Visitors to the Great Wall of China normally only see one small stretch of the wall – the Badaling section – a showpiece near Beijing. But what is the Great Wall really like? Recently, Paul Woodfield had the opportunity to spend nine days walking the wall. The opportunity was afforded by the Parkinson’s Disease Society who arranged a walk along the wall to raise funds for their Society. So what did he find, and how does the ‘real wall’ compare with the small, carefully conserved section offered to the usual tourist visitor?

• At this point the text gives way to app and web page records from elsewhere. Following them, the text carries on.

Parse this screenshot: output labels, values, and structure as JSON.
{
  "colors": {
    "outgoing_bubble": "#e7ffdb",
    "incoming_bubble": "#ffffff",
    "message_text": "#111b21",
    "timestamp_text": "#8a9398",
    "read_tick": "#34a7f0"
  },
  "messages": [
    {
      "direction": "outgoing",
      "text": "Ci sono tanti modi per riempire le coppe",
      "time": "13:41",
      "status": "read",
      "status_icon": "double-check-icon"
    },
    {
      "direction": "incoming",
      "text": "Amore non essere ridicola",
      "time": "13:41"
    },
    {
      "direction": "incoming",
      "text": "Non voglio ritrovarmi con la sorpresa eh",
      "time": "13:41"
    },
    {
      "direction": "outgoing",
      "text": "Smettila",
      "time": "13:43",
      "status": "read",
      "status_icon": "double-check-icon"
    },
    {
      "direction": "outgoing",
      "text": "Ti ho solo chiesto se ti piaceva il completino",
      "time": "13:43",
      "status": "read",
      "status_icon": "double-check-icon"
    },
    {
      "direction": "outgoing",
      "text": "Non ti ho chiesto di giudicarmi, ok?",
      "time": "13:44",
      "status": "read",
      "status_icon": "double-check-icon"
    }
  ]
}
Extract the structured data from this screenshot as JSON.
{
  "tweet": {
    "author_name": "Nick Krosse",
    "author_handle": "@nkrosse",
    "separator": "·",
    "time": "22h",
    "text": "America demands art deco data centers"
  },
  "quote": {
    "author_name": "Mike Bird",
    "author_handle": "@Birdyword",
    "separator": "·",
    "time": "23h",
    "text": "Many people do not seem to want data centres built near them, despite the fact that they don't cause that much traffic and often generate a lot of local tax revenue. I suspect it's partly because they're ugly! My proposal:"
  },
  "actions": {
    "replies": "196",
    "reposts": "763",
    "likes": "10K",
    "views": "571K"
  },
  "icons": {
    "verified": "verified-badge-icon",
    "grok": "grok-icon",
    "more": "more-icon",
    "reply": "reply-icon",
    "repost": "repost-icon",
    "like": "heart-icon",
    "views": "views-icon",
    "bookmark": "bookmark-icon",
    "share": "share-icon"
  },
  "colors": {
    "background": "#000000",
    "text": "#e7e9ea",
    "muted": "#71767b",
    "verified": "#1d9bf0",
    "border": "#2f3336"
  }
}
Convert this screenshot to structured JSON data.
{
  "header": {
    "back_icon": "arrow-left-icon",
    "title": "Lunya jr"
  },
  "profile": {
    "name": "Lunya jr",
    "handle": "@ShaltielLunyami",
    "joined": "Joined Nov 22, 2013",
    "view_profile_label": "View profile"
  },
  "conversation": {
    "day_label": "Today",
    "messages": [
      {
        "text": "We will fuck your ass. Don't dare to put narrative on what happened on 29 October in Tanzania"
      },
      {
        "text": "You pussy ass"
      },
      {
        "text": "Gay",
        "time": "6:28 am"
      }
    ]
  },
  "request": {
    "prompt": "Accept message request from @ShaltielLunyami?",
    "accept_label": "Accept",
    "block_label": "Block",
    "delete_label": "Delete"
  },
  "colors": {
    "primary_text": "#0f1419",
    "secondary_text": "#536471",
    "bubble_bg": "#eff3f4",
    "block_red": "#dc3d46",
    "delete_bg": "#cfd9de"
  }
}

One of the original 12 sites to be added to the World Heritage list, Lalibela is one of the most important pilgrimage places of Ethiopian Orthodox Christianity and famed for its 11 Medieval churches, all of which are hewn into the rock. These exceptional buildings are said to have been built during the 25 year reign of King Lalibela – with more than a little help from the angels. But archaeologists question miracles; and here, David Phillipson, Professor of African Archaeology at Cambridge, introduces us to the wonders of Lalibela and offers a new interpretation of its chronology and creation.
One of the seven wonders of the ancient world, the Pyramids have fascinated and baffled visitors for centuries, the difficulty of their construction seemingly at odds with their great age. Now the former Secretary General of the Supreme Council of Antiquities, Zahi Hawass, shares his memories of working with these magnificent monuments when he was the Director General of the Giza Pyramids, Saqqara, Heliopolis, and the Bahariya Oasis for 15 eventful years between 1987 and 2002.
One of South-East Asia’s most celebrated archaeological sites and one of the great marvels of the world, Angkor Wat appeared in the very first issue of CWA, as well as in #5 and, most recently, #50. Stretching over 400km², the surrounding archaeological park includes the various capitals of the Khmer Empire, from the 9th-15th century, as well as the famous temple of Angkor Thom. But when exploration began in the 18th and 19th centuries, it was quickly obvious that there was strong Indian influence. What can new research tell us about Angkor’s origins?
Coming soon in Current World Archaeology #53: the earliest-known temple. Göbekli Tepe in Anatolia predates even the first farming communities. But what came first, religion or civilisation? Find out in the next issue of CWA.
The Tairona, a little-known but hugely sophisticated society, thrived in the Santa Marta mountains – until the devastating arrival of the Spanish in the 16th century. Forgotten for centuries, the city lay hidden in the rainforest until just 25 years ago. What has recent research uncovered about Colombia’s ‘Lost City’? Find out in the next issue of CWA.